Situated north of Guam in the Pacific Ocean, the Commonwealth of the Northern Mariana Islands ( CNMI) comprises 14 islands. Saipan (the capital), Rota, and Tinian are the main islands. The population of CNMI is approximately 54,000.
CNMI is a self-governing US territory. The US President is its Head of State. The Head of Government is Governor Eloy Inos (since 20 February 2013).
The people of the Northern Mariana Islands decided in the 1970s not to seek independence from the United States. Negotiations to gain territorial status began in 1972. A Covenant to establish a Commonwealth in Political Union with the United States, conferring US citizenship on the islands' residents, was approved by the US Congress in 1975 and came into force on 24 March 1976. The Covenant became fully effective on 4 November 1986. CNMI became self-governing under its own constitution in 1978 with a locally elected governor, lieutenant governor, and legislature.
CNMI has a bicameral legislature consisting of an 18 member House of Representatives and a nine-member Senate. The Governor and Senators serve four-year terms and the Representatives serve for two years.

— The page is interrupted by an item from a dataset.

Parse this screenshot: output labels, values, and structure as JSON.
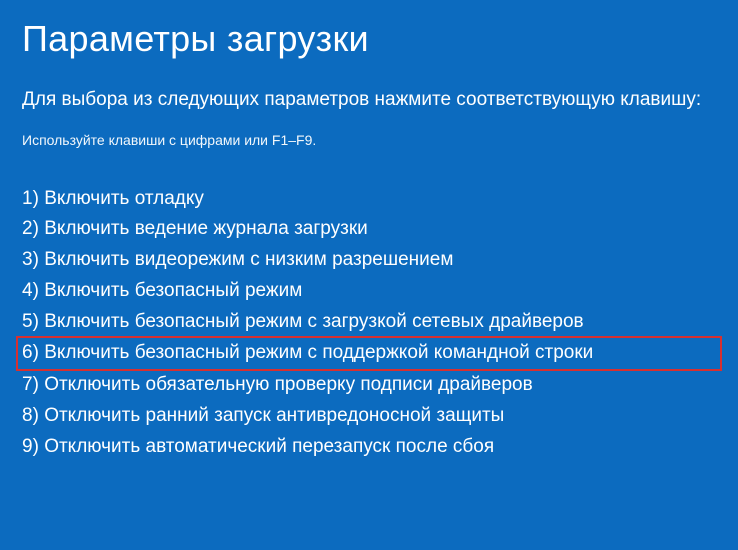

Under the US Constitution, residents of unincorporated territories such as CNMI do not vote in elections for the US President and Vice President. The Northern Mariana Islands has a non-voting delegate in the US Congress, currently Gregorio Camacho Sablan, who was elected in 2008.
CNMI's economy benefits substantially from financial assistance from the US. Tourism employs about 50 per cent of the work force and accounts for roughly one-fourth of GDP. The agricultural sector consists of cattle farms and small traditional farms producing coconuts, breadfruit, tomatoes, and melons. Some 20 000 foreign workers, mostly Filipino and Chinese, work and live in CNMI. The CNMI Government is facing serious cash flow problems which have developed following the collapse of the garment industry and a tourism downturn.
Australia's relations with CNMI are cordial. The former Parliamentary Secretary for Pacific Island Affairs, Richard Marles, visited CNMI in February 2011.
Australia has no resident representation in CNMI. The Australian Embassy in Pohnpei is responsible for the full range of diplomatic business with CNMI.
Bilateral economic and trade relationship
Australian merchandise exports to CNMI totalled $1.5 million in 2012 (principally heating and cooling equipment and parts).
Australians travelling to CNMI are advised to consult the Smartraveller travel advice.
Updated March 2014